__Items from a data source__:
====

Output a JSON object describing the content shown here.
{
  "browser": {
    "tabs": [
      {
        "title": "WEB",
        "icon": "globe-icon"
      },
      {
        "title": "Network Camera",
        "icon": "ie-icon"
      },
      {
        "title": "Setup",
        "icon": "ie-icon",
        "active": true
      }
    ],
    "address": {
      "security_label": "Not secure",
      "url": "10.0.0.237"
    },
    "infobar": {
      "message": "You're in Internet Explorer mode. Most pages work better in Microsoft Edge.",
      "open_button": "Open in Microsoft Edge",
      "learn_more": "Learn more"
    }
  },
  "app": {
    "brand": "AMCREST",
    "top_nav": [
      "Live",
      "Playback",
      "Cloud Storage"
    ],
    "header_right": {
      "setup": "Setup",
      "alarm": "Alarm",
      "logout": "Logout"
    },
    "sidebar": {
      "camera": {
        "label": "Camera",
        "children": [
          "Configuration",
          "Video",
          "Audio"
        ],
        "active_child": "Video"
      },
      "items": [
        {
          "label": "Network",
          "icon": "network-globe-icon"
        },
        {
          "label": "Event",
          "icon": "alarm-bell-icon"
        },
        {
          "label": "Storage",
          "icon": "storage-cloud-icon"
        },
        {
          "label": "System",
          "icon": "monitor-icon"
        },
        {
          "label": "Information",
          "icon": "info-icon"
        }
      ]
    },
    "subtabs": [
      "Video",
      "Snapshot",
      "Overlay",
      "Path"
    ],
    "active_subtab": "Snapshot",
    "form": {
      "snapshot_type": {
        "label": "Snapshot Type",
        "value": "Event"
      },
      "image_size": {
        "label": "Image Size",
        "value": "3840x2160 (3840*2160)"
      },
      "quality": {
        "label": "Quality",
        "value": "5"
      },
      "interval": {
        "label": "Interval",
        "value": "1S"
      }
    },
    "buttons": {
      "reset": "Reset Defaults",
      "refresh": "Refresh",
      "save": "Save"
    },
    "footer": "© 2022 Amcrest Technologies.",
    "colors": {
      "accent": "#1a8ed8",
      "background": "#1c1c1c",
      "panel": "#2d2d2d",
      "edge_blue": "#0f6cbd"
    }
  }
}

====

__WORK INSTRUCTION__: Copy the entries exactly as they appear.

__YOUR SOLUTION__:
Output a JSON object describing the content shown here.
{
  "browser": {
    "tabs": [
      {
        "title": "WEB",
        "icon": "globe-icon"
      },
      {
        "title": "Network Camera",
        "icon": "ie-icon"
      },
      {
        "title": "Setup",
        "icon": "ie-icon",
        "active": true
      }
    ],
    "address": {
      "security_label": "Not secure",
      "url": "10.0.0.237"
    },
    "infobar": {
      "message": "You're in Internet Explorer mode. Most pages work better in Microsoft Edge.",
      "open_button": "Open in Microsoft Edge",
      "learn_more": "Learn more"
    }
  },
  "app": {
    "brand": "AMCREST",
    "top_nav": [
      "Live",
      "Playback",
      "Cloud Storage"
    ],
    "header_right": {
      "setup": "Setup",
      "alarm": "Alarm",
      "logout": "Logout"
    },
    "sidebar": {
      "camera": {
        "label": "Camera",
        "children": [
          "Configuration",
          "Video",
          "Audio"
        ],
        "active_child": "Video"
      },
      "items": [
        {
          "label": "Network",
          "icon": "network-globe-icon"
        },
        {
          "label": "Event",
          "icon": "alarm-bell-icon"
        },
        {
          "label": "Storage",
          "icon": "storage-cloud-icon"
        },
        {
          "label": "System",
          "icon": "monitor-icon"
        },
        {
          "label": "Information",
          "icon": "info-icon"
        }
      ]
    },
    "subtabs": [
      "Video",
      "Snapshot",
      "Overlay",
      "Path"
    ],
    "active_subtab": "Snapshot",
    "form": {
      "snapshot_type": {
        "label": "Snapshot Type",
        "value": "Event"
      },
      "image_size": {
        "label": "Image Size",
        "value": "3840x2160 (3840*2160)"
      },
      "quality": {
        "label": "Quality",
        "value": "5"
      },
      "interval": {
        "label": "Interval",
        "value": "1S"
      }
    },
    "buttons": {
      "reset": "Reset Defaults",
      "refresh": "Refresh",
      "save": "Save"
    },
    "footer": "© 2022 Amcrest Technologies.",
    "colors": {
      "accent": "#1a8ed8",
      "background": "#1c1c1c",
      "panel": "#2d2d2d",
      "edge_blue": "#0f6cbd"
    }
  }
}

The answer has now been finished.